\begin{align} \label {eq:waist} w_M = \sqrt {\frac {\lambda }{\pi }\sqrt {\frac {L\times (ROC)}{1-\frac {L}{ROC}}}} \, , \end{align} where \(L\) is the resonator length and \(\lambda \) is the light wavelength applied to the resonator. From further infrared laser analysis of assembled resonators [168], the relevant wavelength is \(\SI {1.55}{\micro \meter }\) and \(L\) has a fixed ratio to the ROC, i.e., \(L/(\mathit {ROC})=0.75\).

The waist \(w_M\) has the Gaussian interpretation of being one standard deviation \(\sigma \) of the beam intensity relative to its center of symmetry. Therefore, a region of interest where the majority of the beam can be found can be defined as \(6w_M\), which is equivalent to \(3\sigma \). This represents an active resonator area large enough such that the maximum achievable finesse (a measure of resonator losses) is larger than \(10^7\) [189, 207]. Now, a functional polynomial description of the resonator can again be extracted. However, in contrast to the polynomial description of Section 6.2 where the entire microcavity is considered, the sixth-order even polynomial fit is restricted to the region inside the smallest of either \(O\) or \(6w_M\).

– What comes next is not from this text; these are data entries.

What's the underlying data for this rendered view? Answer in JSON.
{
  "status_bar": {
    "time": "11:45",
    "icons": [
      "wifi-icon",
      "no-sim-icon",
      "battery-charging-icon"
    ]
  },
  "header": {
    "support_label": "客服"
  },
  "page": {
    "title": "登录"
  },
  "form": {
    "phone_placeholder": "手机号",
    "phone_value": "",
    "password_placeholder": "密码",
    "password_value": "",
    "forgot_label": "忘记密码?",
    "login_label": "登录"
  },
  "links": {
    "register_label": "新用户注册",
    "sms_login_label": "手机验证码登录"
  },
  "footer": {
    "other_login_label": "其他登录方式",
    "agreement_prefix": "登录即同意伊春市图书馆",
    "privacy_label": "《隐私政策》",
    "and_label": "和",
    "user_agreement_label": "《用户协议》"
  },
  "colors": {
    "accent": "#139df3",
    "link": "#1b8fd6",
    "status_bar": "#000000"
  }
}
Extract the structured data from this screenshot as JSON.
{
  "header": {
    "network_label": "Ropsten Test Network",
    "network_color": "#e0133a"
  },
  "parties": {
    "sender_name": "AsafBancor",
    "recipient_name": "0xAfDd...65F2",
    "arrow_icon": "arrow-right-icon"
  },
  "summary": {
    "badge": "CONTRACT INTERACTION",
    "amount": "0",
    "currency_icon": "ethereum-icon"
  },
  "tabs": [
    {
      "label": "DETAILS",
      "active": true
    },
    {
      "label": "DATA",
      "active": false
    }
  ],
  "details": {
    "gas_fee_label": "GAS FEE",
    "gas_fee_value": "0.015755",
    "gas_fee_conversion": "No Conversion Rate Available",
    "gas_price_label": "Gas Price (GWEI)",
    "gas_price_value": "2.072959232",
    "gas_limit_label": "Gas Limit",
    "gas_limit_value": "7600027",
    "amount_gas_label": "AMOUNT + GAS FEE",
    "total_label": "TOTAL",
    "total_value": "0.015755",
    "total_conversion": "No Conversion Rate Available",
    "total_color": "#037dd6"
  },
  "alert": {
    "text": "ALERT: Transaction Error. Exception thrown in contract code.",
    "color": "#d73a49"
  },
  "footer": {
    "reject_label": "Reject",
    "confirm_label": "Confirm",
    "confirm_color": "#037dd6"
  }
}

With these parameters available, attention must now be placed on interpreting them in order to optimize the quality of the resonators. As previously indicated, to achieve a finesse above the state of the art [168], the resonator must be able to capture the majority of the beam. Thus, the first design criterion is having an opening large enough to capture three standard deviations of the beam intensity, i.e., \(O > 6w_M\).

The second criterion comes from the insight that the best resonator performance is obtained from a parabolic cavity shape. Since the shapes have been functionally described via sixth-order polynomial of the form \(a_2x^2+a_4x^4+a_6x^6\), the same fits can be used to quantify how closely the shape resembles a parabola. That is, the polynomial fit is taken as a measure of the deviation of the profile from an ideal parabola. This is done through the following measure of parabolicity \(P\):

\begin{align} \label {eq::parabolicity} P = \frac {|a_2|}{\sqrt {a_2^2+a_4^2+a_6^2}} \end{align} Therefore, a measure of parabolicity error can be defined as:

\begin{align} \label {eq::parabolicity_error} \epsilon _P = 1-P \end{align} Although \(\epsilon _P\) is identically \(0\) for an ideally parabolic structure, it is more useful to analyze it in terms of a maximum error threshold. A maximum parabolicity error of \(10^{-6}\) suffices for resonators with finesse larger than \(10^6\) [207].

Finally, a resonator must be as compact as possible, such that the beams become concentrated and the likelihood of spurious interactions is reduced. This is achieved through a cavity which is not only highly parabolic but which is also characterized by a sharp parabola. Alternatively, this can be interpreted through Eq. (6.2) as minimizing the ROC. Therefore, the three optimization design criteria are, in summary:

\begin{equation} \label {eq::design} \left \{ \begin{array}{l} O > 6w_M, \\ \epsilon _{P} < 10^{-6}, \textrm { and} \\ \min {(ROC)}. \end {array} \right . \end{equation}